Old English giernan (West Saxon), geornan (Mercian), giorna (Northumbrian) "to strive, be eager, desire, seek for, beg, demand," from Proto-Germanic *gernjan (source also of Gothic gairnjan "to desire," German begehren "to desire;" Old High German gern, Old Norse gjarn "desirous," Old English georn "eager, desirous," German gern "gladly, willingly"), from PIE root *gher- (2) "to like, want." Related: Yearned; yearning.
"eager desire to possess something," mid-15c., from Anglo-French cupidite and directly from Latin cupiditatem (nominative cupiditas) "passionate desire, lust; ambition," from cupidus "eager, passionate," from cupere "to desire." This is perhaps from a PIE root *kup-(e)i- "to tremble; to desire," and cognate with Sanskrit kupyati "bubbles up, becomes agitated;" Old Church Slavonic kypeti "to boil;" Lithuanian kupėti "to boil over;" Old Irish accobor "desire."
Despite the primarily erotic sense of the Latin word, in English cupidity originally, and still especially, means "desire for wealth."
The Jamaica in New York probably is a Delaware (Algonquian) word meaning "beaver pond" altered by influence of the island name.
mid-15c., "lustful, inclined to lust," from Medieval Latin lasciviosus (used in a scolding sense by Isidore and other early Church writers), from Latin lascivia "lewdness, playfulness, fun, frolicsomeness, jolity," from lascivus "lewd, playful, undesigned, frolicsome, wanton."
This is from PIE *las-ko-, from the root *las- "to be eager, wanton, or unruly" (source also of Sanskrit -lasati "yearns," lasati "plays, frolics," Hittite ilaliya- "to desire, covet," Greek laste "harlot," Old Church Slavonic laska "flattery," Slovak laska "love," Russian lasyj "greedy, eager, affectionate," Old Irish lainn "greedy, eager," Gothic lustus, Old English lust "lust").

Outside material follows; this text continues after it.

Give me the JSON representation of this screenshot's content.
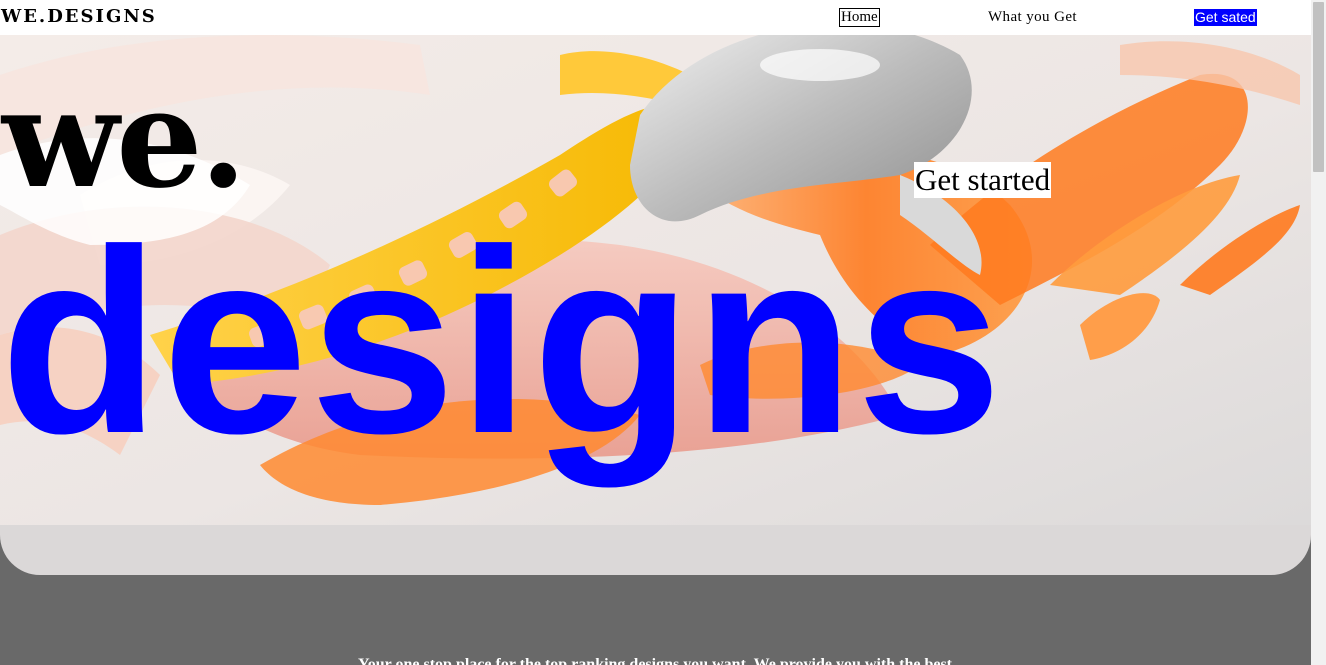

Meaning "tending to excite lust" is from 1580s. Related: Lasciviously. In 17c. also with a verbal form, lasciviate, now obsolete.
"rise up on the hind legs," as a horse, lion, etc., 1833, dialectal variant of rear (v.1). Sense of "eager" (in raring to go) is recorded by 1909. Related: Rared; raring.